August 27, 2012; Source: Boston Globe (Associated Press)

Connecticut Gov. Dannel Malloy has named a new liaison to the state’s nonprofit sector: Terry Edelstein, who has long been the president and CEO of the Connecticut Community Providers Association (CCPA), a trade association representing health and human services organizations. Edelstein will be the third person to hold the liaison position. The post was first held by former state Rep. Deborah Heinrich, who established an office to standardize the contracting process between the state and nonprofits in order to develop efficiencies and ensure more on-time payments from the state to nonprofit contractors.

Heinrich stepped down and was replaced earlier this year by Alyssa Goduti, who had previously worked as vice president for business development and communications at a Hartford region agency dealing with mental health and substance abuse issues. Like Edelstein, Goduti had also worked at CCPA. In a press conference, Malloy said that Edelstein “has been a constant presence in the halls of the Capitol” and will serve as “quarterback to manage the relationship” between the state and its nonprofit sector. As to why Goduti is leaving so soon after taking the liaison position, Malloy noted that “public service in government’s not for everybody” and that although Goduti’s stint was “short-lived,” “she will continue to be someone we work with.”
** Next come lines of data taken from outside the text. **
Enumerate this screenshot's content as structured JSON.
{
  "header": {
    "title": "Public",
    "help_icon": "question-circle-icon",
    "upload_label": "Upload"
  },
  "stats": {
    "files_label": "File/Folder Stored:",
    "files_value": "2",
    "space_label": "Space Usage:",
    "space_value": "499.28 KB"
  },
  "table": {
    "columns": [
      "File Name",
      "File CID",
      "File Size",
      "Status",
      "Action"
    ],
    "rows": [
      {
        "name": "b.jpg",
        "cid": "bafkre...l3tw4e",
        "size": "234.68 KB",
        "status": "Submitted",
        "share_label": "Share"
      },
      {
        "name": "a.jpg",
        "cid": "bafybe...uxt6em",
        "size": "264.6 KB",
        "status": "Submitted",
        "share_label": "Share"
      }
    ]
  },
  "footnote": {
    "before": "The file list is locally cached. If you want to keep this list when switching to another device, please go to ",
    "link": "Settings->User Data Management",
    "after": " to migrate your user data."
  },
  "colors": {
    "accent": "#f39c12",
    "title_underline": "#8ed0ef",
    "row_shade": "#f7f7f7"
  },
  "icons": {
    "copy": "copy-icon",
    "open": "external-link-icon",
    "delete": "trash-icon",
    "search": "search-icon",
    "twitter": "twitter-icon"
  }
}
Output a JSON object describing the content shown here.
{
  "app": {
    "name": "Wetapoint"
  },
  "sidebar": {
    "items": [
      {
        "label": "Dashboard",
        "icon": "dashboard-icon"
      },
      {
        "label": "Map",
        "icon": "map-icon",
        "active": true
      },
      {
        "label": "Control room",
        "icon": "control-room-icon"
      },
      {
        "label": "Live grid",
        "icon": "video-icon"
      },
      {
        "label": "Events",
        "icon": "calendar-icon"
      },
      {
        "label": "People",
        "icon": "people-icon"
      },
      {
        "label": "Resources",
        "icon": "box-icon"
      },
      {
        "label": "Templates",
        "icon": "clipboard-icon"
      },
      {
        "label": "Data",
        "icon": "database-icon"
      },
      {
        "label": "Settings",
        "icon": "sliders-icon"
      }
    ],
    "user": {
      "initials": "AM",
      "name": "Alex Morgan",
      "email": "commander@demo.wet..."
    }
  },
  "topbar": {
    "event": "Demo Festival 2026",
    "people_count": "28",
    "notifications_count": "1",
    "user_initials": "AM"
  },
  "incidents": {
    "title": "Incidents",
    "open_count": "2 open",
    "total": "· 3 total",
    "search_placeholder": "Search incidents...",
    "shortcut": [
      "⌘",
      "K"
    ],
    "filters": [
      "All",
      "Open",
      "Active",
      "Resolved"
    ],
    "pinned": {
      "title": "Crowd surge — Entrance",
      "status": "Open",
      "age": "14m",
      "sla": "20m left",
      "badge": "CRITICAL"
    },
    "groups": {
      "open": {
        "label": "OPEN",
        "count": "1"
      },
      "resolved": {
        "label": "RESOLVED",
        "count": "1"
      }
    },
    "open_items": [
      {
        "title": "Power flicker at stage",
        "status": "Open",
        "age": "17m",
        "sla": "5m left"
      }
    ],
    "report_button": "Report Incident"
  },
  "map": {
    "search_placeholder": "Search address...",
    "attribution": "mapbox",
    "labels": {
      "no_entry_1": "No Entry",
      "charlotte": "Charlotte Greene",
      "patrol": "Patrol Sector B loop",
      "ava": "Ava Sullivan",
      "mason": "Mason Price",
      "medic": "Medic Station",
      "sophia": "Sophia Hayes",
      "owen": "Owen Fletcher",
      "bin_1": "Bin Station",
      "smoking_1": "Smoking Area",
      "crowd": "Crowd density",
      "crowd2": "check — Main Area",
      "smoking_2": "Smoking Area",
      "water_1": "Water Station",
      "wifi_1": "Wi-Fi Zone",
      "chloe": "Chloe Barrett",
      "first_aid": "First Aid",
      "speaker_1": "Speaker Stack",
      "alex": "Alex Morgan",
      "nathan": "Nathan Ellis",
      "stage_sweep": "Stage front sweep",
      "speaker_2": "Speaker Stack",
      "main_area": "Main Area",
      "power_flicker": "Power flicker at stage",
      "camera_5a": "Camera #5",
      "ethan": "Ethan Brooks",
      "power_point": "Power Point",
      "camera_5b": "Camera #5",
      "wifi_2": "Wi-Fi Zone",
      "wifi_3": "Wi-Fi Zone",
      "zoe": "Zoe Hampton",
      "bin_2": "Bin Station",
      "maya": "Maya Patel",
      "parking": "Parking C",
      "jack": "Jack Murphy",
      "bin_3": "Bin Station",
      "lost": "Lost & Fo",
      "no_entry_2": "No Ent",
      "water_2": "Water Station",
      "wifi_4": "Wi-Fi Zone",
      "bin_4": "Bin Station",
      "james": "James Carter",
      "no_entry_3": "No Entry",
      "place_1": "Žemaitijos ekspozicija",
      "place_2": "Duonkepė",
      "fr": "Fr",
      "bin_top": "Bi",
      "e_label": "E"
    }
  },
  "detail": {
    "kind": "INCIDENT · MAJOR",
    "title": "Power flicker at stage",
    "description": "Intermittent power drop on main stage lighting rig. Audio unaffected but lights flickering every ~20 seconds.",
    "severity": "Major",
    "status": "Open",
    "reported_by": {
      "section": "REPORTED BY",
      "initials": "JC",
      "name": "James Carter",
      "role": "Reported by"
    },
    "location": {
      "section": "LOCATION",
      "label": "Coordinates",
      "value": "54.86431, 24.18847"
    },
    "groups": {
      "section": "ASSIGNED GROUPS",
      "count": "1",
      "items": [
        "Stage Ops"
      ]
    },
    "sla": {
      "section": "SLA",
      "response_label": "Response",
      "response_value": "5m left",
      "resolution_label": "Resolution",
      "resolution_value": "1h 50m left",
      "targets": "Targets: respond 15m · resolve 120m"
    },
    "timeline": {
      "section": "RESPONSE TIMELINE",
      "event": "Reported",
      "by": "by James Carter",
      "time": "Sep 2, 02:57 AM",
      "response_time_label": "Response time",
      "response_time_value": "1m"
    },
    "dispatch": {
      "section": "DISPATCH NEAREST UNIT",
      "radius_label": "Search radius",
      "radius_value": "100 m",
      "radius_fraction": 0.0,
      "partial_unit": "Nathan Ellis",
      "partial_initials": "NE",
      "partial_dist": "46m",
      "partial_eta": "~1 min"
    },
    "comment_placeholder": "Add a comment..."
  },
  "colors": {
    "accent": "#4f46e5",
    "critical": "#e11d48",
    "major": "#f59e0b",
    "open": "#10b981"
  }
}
NPQ has been particularly interested in this post because, prior to its establishment, there were no official cabinet-level state nonprofit liaisons in the U.S. The Hartford Courant notes that Connecticut nonprofits receive approximately $1.3 billion annually from various state agencies. For the sake of the Constitution State’s nonprofits, the agencies that work with them and the constituents served by them—and for the sake of demonstrating the value of a cabinet-level voice for the nonprofit sector in other states—we wish Edelstein good luck in bolstering the vital relationship between Connecticut’s nonprofits and its government. –Mike Keefe-Feldman